Tell Me What's Next

BLOG ARTICLE

Home // Blog // Blog Article

The Experiential Traveller in Kodiak and Borneo (pt 1)

19 Jul 2013

Are you an Experiential Traveller, or would you like to be?

The Experiential Traveller in Kodiak and Borneo

 
 
 

 

In the last newsletter I proposed the idea of creating a ‘bespoke travel experience on a budget', by using film fixers instead of boutique travel agents.  But there are also many people who love travelling to exotic locations for whom budget isn’t the principle consideration. 

For me, the most interesting of the well-to-do travellers are the group sometimes labelled ‘experiential’ travellers.  What is an experiential traveller?  Simply, someone who seeks a more enriching experience on their holiday, by engaging more deeply with the local culture.  In so doing they create enduring memories, and even relationships, because they are fortunate enough to be able to afford to go the 'extra yard' to achieve their goals.

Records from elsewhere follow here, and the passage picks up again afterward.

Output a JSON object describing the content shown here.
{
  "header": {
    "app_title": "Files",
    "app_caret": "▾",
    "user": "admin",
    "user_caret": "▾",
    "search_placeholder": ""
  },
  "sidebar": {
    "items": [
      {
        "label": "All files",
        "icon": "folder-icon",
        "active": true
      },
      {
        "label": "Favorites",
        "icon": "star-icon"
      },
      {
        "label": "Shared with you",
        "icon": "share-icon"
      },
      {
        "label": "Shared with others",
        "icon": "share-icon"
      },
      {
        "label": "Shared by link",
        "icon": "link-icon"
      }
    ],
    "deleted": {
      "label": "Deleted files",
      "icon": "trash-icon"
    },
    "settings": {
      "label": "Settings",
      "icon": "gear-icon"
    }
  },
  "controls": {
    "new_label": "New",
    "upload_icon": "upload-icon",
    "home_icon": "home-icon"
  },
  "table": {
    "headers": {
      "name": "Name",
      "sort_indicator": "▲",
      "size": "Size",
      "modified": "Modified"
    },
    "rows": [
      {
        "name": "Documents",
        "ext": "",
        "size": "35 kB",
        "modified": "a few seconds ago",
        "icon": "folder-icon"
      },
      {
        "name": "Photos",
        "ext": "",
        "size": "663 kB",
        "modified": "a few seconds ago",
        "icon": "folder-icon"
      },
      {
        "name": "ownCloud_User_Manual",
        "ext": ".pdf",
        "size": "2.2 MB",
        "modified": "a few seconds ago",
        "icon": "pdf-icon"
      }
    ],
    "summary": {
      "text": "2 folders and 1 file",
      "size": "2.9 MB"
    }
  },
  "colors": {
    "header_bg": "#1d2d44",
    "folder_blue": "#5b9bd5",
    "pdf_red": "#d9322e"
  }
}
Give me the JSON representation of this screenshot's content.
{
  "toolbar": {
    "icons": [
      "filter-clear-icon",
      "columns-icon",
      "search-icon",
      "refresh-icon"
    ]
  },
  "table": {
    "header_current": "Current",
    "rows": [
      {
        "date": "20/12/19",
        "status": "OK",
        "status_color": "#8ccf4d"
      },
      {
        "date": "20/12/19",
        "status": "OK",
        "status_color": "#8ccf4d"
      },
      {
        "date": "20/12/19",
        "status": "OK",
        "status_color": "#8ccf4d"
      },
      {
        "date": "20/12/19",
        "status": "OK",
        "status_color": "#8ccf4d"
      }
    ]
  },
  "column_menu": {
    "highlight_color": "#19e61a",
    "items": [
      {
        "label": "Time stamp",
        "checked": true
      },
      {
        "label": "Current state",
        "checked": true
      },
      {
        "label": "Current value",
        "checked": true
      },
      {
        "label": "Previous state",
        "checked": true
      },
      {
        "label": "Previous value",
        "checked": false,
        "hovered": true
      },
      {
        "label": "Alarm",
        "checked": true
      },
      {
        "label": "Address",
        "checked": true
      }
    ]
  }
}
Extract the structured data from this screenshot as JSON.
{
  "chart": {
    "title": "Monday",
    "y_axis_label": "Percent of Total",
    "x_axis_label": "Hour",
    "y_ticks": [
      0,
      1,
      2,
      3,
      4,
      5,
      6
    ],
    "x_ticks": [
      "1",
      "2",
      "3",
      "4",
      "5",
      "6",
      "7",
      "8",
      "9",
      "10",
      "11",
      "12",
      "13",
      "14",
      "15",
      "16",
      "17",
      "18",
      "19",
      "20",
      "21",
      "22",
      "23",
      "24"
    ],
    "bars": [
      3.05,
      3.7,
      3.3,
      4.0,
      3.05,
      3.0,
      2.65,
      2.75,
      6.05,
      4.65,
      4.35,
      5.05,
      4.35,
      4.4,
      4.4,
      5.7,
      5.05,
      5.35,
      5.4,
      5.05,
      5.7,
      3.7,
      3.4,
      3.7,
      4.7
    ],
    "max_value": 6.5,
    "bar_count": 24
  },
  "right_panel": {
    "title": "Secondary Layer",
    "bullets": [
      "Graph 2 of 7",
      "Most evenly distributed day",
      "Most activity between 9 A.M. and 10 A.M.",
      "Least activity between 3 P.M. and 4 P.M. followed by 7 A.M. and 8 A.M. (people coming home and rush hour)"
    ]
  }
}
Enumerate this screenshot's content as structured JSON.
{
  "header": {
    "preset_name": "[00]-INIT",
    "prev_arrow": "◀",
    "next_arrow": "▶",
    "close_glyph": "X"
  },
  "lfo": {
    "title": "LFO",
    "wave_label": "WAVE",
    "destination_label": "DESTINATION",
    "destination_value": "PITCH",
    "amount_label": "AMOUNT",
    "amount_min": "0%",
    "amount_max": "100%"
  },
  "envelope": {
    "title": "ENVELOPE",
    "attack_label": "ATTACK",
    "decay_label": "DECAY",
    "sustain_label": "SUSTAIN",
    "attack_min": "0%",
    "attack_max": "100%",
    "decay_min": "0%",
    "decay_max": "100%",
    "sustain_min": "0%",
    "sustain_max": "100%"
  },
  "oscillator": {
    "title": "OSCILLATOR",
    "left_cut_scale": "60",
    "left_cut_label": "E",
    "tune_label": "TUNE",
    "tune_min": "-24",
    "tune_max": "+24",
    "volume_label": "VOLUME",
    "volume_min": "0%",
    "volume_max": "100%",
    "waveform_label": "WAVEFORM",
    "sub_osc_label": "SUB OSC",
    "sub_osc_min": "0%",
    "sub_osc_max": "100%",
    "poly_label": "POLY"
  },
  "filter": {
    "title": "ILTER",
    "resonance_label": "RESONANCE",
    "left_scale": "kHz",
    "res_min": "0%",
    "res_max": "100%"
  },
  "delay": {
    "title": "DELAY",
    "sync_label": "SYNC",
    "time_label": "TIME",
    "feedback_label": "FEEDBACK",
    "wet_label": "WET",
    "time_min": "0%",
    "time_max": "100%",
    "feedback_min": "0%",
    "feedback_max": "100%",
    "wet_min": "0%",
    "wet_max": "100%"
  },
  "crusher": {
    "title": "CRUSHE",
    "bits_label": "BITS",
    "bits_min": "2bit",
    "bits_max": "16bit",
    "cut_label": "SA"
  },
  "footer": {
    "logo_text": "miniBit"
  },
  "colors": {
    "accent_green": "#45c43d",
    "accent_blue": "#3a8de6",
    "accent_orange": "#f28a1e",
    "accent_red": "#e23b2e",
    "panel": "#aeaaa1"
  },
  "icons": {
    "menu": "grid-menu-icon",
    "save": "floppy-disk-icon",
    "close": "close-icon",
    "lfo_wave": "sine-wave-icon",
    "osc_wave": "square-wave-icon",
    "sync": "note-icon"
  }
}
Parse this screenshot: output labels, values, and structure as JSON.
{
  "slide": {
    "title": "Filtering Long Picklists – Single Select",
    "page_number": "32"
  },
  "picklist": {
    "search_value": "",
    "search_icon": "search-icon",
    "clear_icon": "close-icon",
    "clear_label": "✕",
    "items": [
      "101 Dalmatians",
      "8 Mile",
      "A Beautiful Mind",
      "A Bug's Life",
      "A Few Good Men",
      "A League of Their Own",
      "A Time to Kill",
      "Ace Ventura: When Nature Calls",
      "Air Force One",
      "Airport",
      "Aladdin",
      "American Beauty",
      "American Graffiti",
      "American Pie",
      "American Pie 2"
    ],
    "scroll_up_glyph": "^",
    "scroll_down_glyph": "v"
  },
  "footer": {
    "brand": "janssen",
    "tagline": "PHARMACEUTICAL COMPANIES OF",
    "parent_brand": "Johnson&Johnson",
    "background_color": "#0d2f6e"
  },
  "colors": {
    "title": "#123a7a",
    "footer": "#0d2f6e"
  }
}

These are people who abhor being shuffled on and off boats and buses to see the same sights, and eat in the same restaurants, as the ostensibly identical group who moved through the same quaint little village just yesterday.  They may even fantasise about the golden age of travel when tourists could arrive in remote villages under their own steam to be met with surprise and curiosity, rather than a child trying to push trinkets on them, or drag them into the family's restaurant; a time when it was possible to happen onto a cultural event, like a community dance or street party, and be certain is wasn’t arranged for your entertainment by the tour operator.  Now, I know it’s still possible to find such places in the world, but they are increasingly rare; and they are very unlikely to happen in the company of a tour operator, no matter how boutique.  

No doubt there's a degree of snobbery that accompanies the term 'experiential', as it's used by high-end travel agents to lure clients with the promise of something different, although I have to say I do admire travellers who can afford a trip on the QE2, but who choose instead a two-day trek to a hill tribe, or a week in a log cabin tracking bears (more on that later).

 
 
 
 
 
 

A chance encounter with Independence Day Celebrations in Southern Madagascar.

 
 
 
 
 
 
 
 

A quick anecdote:  In 2006 I was on a recce trip in search of a location for a film, and found myself in a village called La Merced, deep in the Cordillera Negra in a remote pocket of Peru.  The valley in which the village is located is only about 50 kms, as the crow flies, from the spectacular Huascaran – an international climbing Mecca and once the site of one of the World's worst recorded avalanches - but when we rolled down the narrow bumpy track into beautiful La Merced, perched as it is on the side of a steep valley wall, we were told that no one could remember a gringo coming to the village before.  I was gob-smacked.  Could it be true, in a world were you can get to most anywhere in 24 hours, that no non-Latino had made the trip over the mountains in living memory?  And we were told this over and over.  Irrespective, it was clear that they were not accustomed to 'outsiders'.  There was no cynicism, no mistrust.  Simply everyone we met was affable and gregarious. No advertising signage, no mobile phone reception.  Just a collection of one hundred year old adobe buildings around a town square dominated by a Catholic church.  Unfortunately, between the recce trip and our return a month later for filming, the enthusiastic mayor of the village ordered all the buildings be painted, thereby robbing the village of some of its crumbling charm, but that's another story.

 
 
 
 
 
 

A Catholic religious festival in the Peruvian Highlands